Name per-user/per-app single inst./decentr. open source/propr. ======================================================================================
Dropbox per-user single instance proprietary
GoogleDrive per-user single instance proprietary
iCloud per-user single instance proprietary
OneDrive per-user single instance proprietary
remoteStorage per-user decentralized open source
Hoodie per-app* decentralized open source
CloudKit per-app single instance proprietary
Firebase per-app single instance (?) proprietary (?)
Parse per-app single instance proprietary
Cognito per-app single instance proprietary
*) per-user Hoodie is being worked on in a Pull Request
I think there’s room for use cases where a per-user hoodie (or maybe even a per-user CouchDB instance) is the best option.
So you want end users to have two different personal storage accounts and developers to learn (!) and integrate different technologies? I think developers will decide on one or the other, no matter what the exact details of the use case, and at the moment it’s rather easy, due to the clear distinction of hosted vs. unhosted tech.
If there are so many use cases for having both, why not extend the remoteStorage spec to accomodate some of them?
A lot of people have been asking for permissions since the protocol exists, so that’s an obvious problem. There’s both a recent new discussion on the mailing list as well as here in the forums.
Complex queries on the other hand shouldn’t be necessary for most unhosted applications in my opinion (depends on how smart you’re using a dumb protocol), and they are the main cause of dependence on one specific backend technology and people not being able to easily implement servers or extend their existing storage solutions to support a common protocol.
You could say the same about Angular - why don’t all developers just learn only Ember? Or why not just extend Ember to include Angular?
I think there is room for multiple per-user data storage protocols for the web. We already have Dropbox, GoogleDrive, remoteStorage, Hoodie will be the fourth one, and I hope tahoe-lafs and ownCloud will follow as well with cross-origin APIs.
Developers don’t learn all of these APIs, they will use a client library like remotestorage.js or hoodie.js. I think it’s up to these client libraries to support multiple backends. Trying to make all storage providers agree on which protocol is the best one is a lot harder than adding code to the client libraries to abstract from the differences between them.

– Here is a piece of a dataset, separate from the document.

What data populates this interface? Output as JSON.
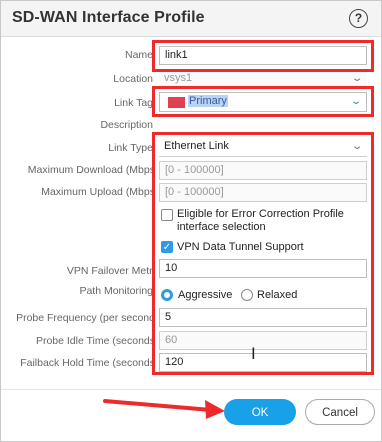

Anyway, this is the current situation, so I think it’s what we should display in our comparison table.
This is where it gets confusing to me. The whole point of a standardized protocol is to eliminate the need for centralized, proprietary protocols and solutions. On the Web we create common standards and protocols for that. We usually only let them compete before they become final specs to see what works best, and then continue with a single one that people agreed upon. (This is an over-simplified view of reality of course, but the general idea.)
Now, as Hoodie is too dependent on a technology to become an open protocol, and the others are all proprietary, we only have remoteStorage as the existing open protocol that could be used by all developers wanting to agree upon a common standard for per-user storage, which can be used and implemented by anyone with any technology they want. And as it’s still very young, we can still accommodate more use cases in the spec, before it gets too difficult to do that. In fact, if we don’t try to do that, we might as well just stop development of it right here, because it would stay an unfinished project forever, lacking support for what developers want of a per-user storage protocol.
I didn’t say we shouldn’t include all solutions in the table – of course we should. I said it’s sad, that we will likely have fragmentation in the user and developer base and a competition of an open protocol with a tech-dependent software project. Let me just be sad and tell everybody why. Maybe more people agree with my preference of open protocols and choose remoteStorage then.